What is needed is an exact copy of all the entries below.

Input data:
--------------------------------
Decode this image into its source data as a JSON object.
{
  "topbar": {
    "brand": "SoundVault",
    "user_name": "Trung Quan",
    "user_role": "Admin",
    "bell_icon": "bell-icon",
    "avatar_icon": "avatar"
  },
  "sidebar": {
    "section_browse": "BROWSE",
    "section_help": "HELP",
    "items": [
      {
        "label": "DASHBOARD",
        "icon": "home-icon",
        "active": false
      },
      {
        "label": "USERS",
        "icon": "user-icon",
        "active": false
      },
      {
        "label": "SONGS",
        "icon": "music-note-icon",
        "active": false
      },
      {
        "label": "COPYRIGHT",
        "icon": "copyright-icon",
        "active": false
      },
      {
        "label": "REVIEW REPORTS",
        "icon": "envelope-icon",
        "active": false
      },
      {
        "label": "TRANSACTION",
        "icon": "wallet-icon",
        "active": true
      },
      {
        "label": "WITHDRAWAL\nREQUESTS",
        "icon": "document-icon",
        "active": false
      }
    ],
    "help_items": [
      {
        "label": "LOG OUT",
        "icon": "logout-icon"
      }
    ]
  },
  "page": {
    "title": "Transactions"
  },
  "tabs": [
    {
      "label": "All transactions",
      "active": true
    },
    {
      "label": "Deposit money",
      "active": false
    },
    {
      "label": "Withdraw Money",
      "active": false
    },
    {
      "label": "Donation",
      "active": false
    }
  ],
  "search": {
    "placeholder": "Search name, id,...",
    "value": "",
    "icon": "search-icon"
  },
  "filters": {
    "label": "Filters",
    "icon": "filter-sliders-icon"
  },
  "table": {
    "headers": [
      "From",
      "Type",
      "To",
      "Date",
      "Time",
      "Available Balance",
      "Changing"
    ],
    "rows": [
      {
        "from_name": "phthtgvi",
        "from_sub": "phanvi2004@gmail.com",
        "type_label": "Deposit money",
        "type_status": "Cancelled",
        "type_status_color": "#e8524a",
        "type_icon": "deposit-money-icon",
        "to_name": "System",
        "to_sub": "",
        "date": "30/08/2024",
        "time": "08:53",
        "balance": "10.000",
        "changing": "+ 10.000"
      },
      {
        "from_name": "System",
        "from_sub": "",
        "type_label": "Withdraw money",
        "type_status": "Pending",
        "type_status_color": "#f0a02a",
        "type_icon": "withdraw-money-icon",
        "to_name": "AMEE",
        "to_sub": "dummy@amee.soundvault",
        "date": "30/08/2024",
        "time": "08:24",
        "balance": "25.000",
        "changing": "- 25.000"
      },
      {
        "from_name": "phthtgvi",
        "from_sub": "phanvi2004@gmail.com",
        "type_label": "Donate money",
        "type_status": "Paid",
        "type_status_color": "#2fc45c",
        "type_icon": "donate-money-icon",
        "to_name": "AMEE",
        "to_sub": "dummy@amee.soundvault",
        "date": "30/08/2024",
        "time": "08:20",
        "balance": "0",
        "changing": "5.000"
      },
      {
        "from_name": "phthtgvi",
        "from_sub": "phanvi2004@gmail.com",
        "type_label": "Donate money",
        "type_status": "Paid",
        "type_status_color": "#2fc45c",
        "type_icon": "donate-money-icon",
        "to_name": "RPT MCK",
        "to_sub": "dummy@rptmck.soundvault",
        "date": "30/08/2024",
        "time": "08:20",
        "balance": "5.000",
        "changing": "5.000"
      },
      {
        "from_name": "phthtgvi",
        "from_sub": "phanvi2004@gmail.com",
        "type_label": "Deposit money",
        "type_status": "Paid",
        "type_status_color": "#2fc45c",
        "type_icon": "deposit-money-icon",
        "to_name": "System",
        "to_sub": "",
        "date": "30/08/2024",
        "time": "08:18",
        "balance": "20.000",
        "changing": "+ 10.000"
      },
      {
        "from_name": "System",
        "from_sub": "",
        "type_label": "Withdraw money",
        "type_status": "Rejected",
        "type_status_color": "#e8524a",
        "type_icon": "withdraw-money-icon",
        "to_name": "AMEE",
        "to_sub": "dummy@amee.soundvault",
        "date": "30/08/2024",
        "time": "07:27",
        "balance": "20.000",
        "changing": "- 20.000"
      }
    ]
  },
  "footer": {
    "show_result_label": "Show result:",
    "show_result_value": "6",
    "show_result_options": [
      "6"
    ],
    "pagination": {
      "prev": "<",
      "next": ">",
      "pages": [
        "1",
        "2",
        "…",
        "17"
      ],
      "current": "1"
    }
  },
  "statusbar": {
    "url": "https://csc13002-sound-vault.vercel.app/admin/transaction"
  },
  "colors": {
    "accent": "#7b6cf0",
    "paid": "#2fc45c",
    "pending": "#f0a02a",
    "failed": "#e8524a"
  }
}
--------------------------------
Solution to this problem:
Decode this image into its source data as a JSON object.
{
  "topbar": {
    "brand": "SoundVault",
    "user_name": "Trung Quan",
    "user_role": "Admin",
    "bell_icon": "bell-icon",
    "avatar_icon": "avatar"
  },
  "sidebar": {
    "section_browse": "BROWSE",
    "section_help": "HELP",
    "items": [
      {
        "label": "DASHBOARD",
        "icon": "home-icon",
        "active": false
      },
      {
        "label": "USERS",
        "icon": "user-icon",
        "active": false
      },
      {
        "label": "SONGS",
        "icon": "music-note-icon",
        "active": false
      },
      {
        "label": "COPYRIGHT",
        "icon": "copyright-icon",
        "active": false
      },
      {
        "label": "REVIEW REPORTS",
        "icon": "envelope-icon",
        "active": false
      },
      {
        "label": "TRANSACTION",
        "icon": "wallet-icon",
        "active": true
      },
      {
        "label": "WITHDRAWAL\nREQUESTS",
        "icon": "document-icon",
        "active": false
      }
    ],
    "help_items": [
      {
        "label": "LOG OUT",
        "icon": "logout-icon"
      }
    ]
  },
  "page": {
    "title": "Transactions"
  },
  "tabs": [
    {
      "label": "All transactions",
      "active": true
    },
    {
      "label": "Deposit money",
      "active": false
    },
    {
      "label": "Withdraw Money",
      "active": false
    },
    {
      "label": "Donation",
      "active": false
    }
  ],
  "search": {
    "placeholder": "Search name, id,...",
    "value": "",
    "icon": "search-icon"
  },
  "filters": {
    "label": "Filters",
    "icon": "filter-sliders-icon"
  },
  "table": {
    "headers": [
      "From",
      "Type",
      "To",
      "Date",
      "Time",
      "Available Balance",
      "Changing"
    ],
    "rows": [
      {
        "from_name": "phthtgvi",
        "from_sub": "phanvi2004@gmail.com",
        "type_label": "Deposit money",
        "type_status": "Cancelled",
        "type_status_color": "#e8524a",
        "type_icon": "deposit-money-icon",
        "to_name": "System",
        "to_sub": "",
        "date": "30/08/2024",
        "time": "08:53",
        "balance": "10.000",
        "changing": "+ 10.000"
      },
      {
        "from_name": "System",
        "from_sub": "",
        "type_label": "Withdraw money",
        "type_status": "Pending",
        "type_status_color": "#f0a02a",
        "type_icon": "withdraw-money-icon",
        "to_name": "AMEE",
        "to_sub": "dummy@amee.soundvault",
        "date": "30/08/2024",
        "time": "08:24",
        "balance": "25.000",
        "changing": "- 25.000"
      },
      {
        "from_name": "phthtgvi",
        "from_sub": "phanvi2004@gmail.com",
        "type_label": "Donate money",
        "type_status": "Paid",
        "type_status_color": "#2fc45c",
        "type_icon": "donate-money-icon",
        "to_name": "AMEE",
        "to_sub": "dummy@amee.soundvault",
        "date": "30/08/2024",
        "time": "08:20",
        "balance": "0",
        "changing": "5.000"
      },
      {
        "from_name": "phthtgvi",
        "from_sub": "phanvi2004@gmail.com",
        "type_label": "Donate money",
        "type_status": "Paid",
        "type_status_color": "#2fc45c",
        "type_icon": "donate-money-icon",
        "to_name": "RPT MCK",
        "to_sub": "dummy@rptmck.soundvault",
        "date": "30/08/2024",
        "time": "08:20",
        "balance": "5.000",
        "changing": "5.000"
      },
      {
        "from_name": "phthtgvi",
        "from_sub": "phanvi2004@gmail.com",
        "type_label": "Deposit money",
        "type_status": "Paid",
        "type_status_color": "#2fc45c",
        "type_icon": "deposit-money-icon",
        "to_name": "System",
        "to_sub": "",
        "date": "30/08/2024",
        "time": "08:18",
        "balance": "20.000",
        "changing": "+ 10.000"
      },
      {
        "from_name": "System",
        "from_sub": "",
        "type_label": "Withdraw money",
        "type_status": "Rejected",
        "type_status_color": "#e8524a",
        "type_icon": "withdraw-money-icon",
        "to_name": "AMEE",
        "to_sub": "dummy@amee.soundvault",
        "date": "30/08/2024",
        "time": "07:27",
        "balance": "20.000",
        "changing": "- 20.000"
      }
    ]
  },
  "footer": {
    "show_result_label": "Show result:",
    "show_result_value": "6",
    "show_result_options": [
      "6"
    ],
    "pagination": {
      "prev": "<",
      "next": ">",
      "pages": [
        "1",
        "2",
        "…",
        "17"
      ],
      "current": "1"
    }
  },
  "statusbar": {
    "url": "https://csc13002-sound-vault.vercel.app/admin/transaction"
  },
  "colors": {
    "accent": "#7b6cf0",
    "paid": "#2fc45c",
    "pending": "#f0a02a",
    "failed": "#e8524a"
  }
}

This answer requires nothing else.